Online classes are classes, too

(So, please, try to capitalize at the beginning of your sentence)

Emily Wolfrum, Editor-in-Chief

At Pace, all three credit courses are certainly not created equal. This disparity in quality, however, is no more visible than through student “participation” in online courses.

Like many students, I chose to take online classes to spare myself the rigid, weekly three hours of class time. With a full schedule and other responsibilities, being able to tackle coursework on my own time seemed ideal. My decision was all about maximizing convenience, not about minimizing effort.

I try to take my online classes as seriously as any other (“try” being the operative word here). But, it does become difficult to keep up my motivation when I’m reading through last-minute, unedited posts by fellow students in my classes.

In nearly all cases, I can attribute their sloppy shortcomings to nothing more than laziness. If the week’s lesson is even referenced at all within a post, the student’s writing is still riddled with careless misspellings, lack of capitalization, and informal, cringe-worthy language.

News flash: Blackboard doesn’t spell check. You’ll have to do that yourself.

Broad generalizations are an easy solution for the student who wishes to pass on the required readings, and additional research is always treated as an option and rarely credible when included.

In no other class could I even imagine students being permitted to write without cited evidence. But, somehow, week after week, I continue to read paragraphs of personal opinion and speculation.

Perhaps the most frightening, however, is the inattentiveness demonstrated in peer comments.

I’m not sure that there is a way to master student replies. Certainly, every student in an online class knows the awkwardness that is critiquing another student’s work.

I’ve heard others refer to it as a formula: say something nice, critique them if you have to, and then end on another compliment, so they forget the insult.

I’ve adopted this tactic for the most part, but it does become quite difficult. Every now and then, I have to actively refrain from commenting on a student post because I simply have nothing nice to say about it, and I’m certainly not going to lie.

But some do. Or, at least I like to think they do, because simply replying “good job” on a piece of writing I would have been ashamed to turn in as a fourth grader, should never ever be authentic.

Regardless, I try to respond as frankly as I might in any other class discussion, reading each post carefully, and trying to find both positive and negative in the student’s thought process. With this consideration in mind, I am always eager to read the feedback others give to me. Yet, these responses often do not relate to my ideas at all and feature, once again, vague generalities that “kind of, sort of” pertain to my initial posting.

Without valuable critique, it is very hard for me to measure any form of progress within my online classes. And, judging by the lack of improvement by other students in those courses, I cannot imagine that they are gaining much either.

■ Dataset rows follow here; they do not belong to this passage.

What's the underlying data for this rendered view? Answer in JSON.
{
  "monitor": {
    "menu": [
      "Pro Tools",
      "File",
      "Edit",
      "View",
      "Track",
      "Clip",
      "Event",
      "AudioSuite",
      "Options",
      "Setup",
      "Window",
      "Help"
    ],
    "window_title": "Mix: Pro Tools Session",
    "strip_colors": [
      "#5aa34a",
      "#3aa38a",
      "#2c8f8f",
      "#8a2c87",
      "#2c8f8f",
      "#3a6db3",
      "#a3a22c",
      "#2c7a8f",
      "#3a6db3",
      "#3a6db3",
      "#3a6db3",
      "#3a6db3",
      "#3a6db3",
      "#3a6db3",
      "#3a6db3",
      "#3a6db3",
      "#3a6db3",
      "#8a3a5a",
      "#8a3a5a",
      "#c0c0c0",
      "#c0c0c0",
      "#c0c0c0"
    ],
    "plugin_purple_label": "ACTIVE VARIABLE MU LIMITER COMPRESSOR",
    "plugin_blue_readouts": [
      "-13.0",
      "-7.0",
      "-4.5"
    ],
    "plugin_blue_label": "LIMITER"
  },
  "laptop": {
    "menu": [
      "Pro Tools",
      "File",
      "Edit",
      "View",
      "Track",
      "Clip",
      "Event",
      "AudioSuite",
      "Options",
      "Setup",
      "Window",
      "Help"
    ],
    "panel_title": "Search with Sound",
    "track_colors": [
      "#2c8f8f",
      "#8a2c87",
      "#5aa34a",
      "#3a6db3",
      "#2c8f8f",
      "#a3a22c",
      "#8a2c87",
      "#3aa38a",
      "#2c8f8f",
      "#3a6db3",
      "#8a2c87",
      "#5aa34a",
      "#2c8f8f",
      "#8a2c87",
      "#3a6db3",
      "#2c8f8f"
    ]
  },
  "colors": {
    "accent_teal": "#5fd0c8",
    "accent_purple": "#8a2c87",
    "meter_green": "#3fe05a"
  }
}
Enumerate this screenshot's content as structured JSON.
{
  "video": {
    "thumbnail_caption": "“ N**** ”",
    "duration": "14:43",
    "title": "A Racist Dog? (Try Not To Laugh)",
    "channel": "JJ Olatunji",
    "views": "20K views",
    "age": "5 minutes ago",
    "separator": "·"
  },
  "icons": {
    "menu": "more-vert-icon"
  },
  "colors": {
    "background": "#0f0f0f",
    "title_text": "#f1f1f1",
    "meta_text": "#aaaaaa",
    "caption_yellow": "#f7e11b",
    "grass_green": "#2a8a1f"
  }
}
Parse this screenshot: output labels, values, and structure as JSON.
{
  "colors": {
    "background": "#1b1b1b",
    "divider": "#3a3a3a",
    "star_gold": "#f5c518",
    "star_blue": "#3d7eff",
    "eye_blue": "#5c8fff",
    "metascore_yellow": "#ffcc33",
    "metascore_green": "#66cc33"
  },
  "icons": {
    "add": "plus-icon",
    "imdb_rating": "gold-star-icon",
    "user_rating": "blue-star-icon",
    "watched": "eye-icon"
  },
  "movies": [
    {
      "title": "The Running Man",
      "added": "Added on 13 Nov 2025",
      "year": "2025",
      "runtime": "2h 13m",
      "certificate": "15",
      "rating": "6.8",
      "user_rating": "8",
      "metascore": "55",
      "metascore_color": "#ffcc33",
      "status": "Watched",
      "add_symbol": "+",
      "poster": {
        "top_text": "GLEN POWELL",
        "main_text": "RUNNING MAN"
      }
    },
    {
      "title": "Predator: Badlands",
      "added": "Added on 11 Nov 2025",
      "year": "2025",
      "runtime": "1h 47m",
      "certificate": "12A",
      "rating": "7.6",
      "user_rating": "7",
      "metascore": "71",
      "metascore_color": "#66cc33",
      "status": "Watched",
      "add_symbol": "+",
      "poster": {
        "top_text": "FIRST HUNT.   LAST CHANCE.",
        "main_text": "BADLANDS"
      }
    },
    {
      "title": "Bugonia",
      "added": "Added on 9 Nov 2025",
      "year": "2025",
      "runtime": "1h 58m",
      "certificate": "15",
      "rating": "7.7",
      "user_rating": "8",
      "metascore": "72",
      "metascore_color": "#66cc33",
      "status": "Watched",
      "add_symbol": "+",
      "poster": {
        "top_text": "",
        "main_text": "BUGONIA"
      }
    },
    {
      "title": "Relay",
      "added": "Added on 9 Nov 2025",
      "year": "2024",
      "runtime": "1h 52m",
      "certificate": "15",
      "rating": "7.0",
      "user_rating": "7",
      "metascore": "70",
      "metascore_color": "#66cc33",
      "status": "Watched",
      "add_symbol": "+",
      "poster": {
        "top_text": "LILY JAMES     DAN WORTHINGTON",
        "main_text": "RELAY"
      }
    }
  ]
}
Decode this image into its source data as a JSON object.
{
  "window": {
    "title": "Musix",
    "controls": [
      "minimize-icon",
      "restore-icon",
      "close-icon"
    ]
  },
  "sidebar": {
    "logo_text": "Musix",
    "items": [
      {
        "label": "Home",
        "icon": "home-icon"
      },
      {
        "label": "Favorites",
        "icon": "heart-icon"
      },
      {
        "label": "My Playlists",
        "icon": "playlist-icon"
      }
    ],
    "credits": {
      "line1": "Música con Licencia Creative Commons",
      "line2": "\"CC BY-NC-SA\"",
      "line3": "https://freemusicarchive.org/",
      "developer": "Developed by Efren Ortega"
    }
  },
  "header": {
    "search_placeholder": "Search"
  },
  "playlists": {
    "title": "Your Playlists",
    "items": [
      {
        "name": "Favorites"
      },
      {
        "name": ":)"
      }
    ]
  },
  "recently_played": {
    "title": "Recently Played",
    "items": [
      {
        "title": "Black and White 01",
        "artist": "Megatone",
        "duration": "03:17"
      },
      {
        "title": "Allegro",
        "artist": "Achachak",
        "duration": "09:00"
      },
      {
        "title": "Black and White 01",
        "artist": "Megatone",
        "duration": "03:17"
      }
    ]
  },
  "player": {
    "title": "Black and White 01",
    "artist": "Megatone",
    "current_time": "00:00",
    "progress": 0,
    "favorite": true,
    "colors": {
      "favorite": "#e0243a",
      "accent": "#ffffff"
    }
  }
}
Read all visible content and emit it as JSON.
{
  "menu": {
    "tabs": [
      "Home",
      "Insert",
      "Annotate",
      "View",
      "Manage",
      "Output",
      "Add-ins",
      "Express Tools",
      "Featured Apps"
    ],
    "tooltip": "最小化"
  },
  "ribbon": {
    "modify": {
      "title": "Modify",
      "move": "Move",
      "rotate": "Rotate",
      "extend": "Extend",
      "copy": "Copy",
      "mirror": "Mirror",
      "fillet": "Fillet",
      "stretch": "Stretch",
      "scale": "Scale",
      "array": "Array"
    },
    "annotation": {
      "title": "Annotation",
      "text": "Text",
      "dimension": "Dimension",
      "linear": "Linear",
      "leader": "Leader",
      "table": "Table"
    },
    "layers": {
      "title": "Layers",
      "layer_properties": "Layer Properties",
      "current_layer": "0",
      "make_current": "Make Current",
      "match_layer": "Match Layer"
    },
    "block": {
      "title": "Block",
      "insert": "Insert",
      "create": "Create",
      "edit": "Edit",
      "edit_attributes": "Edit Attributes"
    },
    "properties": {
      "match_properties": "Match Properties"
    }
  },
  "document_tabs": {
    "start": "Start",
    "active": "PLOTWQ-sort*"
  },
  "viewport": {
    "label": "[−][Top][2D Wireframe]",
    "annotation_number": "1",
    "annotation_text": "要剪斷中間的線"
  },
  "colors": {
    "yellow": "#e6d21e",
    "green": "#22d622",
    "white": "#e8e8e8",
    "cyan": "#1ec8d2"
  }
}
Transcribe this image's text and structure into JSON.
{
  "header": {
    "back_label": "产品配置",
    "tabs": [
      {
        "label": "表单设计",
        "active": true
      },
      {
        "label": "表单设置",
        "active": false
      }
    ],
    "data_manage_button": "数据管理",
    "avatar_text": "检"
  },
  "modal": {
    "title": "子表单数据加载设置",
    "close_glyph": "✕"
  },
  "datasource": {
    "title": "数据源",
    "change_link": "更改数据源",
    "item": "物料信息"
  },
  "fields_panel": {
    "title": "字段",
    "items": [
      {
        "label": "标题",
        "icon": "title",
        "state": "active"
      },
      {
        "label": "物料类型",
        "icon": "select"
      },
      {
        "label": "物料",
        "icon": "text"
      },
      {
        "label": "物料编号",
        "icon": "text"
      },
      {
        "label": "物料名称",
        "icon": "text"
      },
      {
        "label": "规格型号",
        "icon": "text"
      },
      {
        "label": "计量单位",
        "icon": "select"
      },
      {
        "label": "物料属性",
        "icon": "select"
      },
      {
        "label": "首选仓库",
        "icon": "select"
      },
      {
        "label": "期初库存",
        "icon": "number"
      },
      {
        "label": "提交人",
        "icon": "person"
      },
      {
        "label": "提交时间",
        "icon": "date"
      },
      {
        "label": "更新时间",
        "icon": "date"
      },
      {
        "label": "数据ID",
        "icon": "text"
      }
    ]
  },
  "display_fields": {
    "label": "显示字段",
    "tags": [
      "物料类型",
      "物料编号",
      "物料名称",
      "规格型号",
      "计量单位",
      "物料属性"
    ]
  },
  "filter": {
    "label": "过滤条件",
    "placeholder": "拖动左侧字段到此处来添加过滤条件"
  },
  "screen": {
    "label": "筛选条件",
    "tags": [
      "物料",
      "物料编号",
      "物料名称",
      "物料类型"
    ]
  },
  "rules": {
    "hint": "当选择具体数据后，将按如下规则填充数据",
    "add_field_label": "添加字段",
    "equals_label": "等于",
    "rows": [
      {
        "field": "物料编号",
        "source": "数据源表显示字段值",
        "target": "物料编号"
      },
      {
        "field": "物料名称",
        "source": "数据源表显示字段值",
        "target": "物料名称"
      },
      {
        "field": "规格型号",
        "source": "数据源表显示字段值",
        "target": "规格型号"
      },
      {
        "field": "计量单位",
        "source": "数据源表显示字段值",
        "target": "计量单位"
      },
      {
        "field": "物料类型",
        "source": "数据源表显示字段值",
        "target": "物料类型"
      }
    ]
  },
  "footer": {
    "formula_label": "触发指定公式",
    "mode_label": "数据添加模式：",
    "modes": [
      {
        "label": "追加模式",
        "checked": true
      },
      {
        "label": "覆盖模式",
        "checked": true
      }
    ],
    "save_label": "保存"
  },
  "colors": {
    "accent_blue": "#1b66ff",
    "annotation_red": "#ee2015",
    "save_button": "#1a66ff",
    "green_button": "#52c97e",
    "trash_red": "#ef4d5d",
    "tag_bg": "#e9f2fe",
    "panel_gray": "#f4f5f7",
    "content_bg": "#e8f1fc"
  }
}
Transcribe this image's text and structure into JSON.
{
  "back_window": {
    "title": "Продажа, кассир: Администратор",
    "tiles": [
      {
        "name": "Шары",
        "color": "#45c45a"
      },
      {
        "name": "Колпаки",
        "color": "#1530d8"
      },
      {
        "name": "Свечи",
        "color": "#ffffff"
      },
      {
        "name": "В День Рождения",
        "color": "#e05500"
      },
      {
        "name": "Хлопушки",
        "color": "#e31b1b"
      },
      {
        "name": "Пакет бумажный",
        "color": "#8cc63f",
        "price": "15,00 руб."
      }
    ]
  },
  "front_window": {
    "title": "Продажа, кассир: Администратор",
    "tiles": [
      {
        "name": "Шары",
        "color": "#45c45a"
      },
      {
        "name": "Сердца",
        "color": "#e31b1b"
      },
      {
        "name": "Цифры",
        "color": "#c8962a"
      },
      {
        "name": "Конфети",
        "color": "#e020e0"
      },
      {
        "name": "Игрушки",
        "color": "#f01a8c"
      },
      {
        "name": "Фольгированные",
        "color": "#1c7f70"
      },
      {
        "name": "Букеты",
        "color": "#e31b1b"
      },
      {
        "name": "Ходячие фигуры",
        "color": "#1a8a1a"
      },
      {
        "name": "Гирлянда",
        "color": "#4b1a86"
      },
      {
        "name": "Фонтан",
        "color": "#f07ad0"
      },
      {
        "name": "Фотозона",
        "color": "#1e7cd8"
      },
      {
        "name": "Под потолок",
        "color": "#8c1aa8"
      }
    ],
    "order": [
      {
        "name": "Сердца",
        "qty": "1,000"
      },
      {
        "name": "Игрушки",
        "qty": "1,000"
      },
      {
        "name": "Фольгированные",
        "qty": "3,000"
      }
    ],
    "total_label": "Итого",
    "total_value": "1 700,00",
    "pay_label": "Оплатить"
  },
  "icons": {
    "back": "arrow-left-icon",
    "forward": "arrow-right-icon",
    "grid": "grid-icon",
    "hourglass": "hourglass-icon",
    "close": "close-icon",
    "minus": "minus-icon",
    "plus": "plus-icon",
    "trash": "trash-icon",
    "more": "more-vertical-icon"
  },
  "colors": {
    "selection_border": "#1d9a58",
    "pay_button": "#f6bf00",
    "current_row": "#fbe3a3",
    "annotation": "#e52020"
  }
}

College is supposed to be that last big step before we enter the professional world, and assignments, no matter what class they are for, should be treated as such. So, read over that post, maybe throw in a good reference, and seriously think before you submit.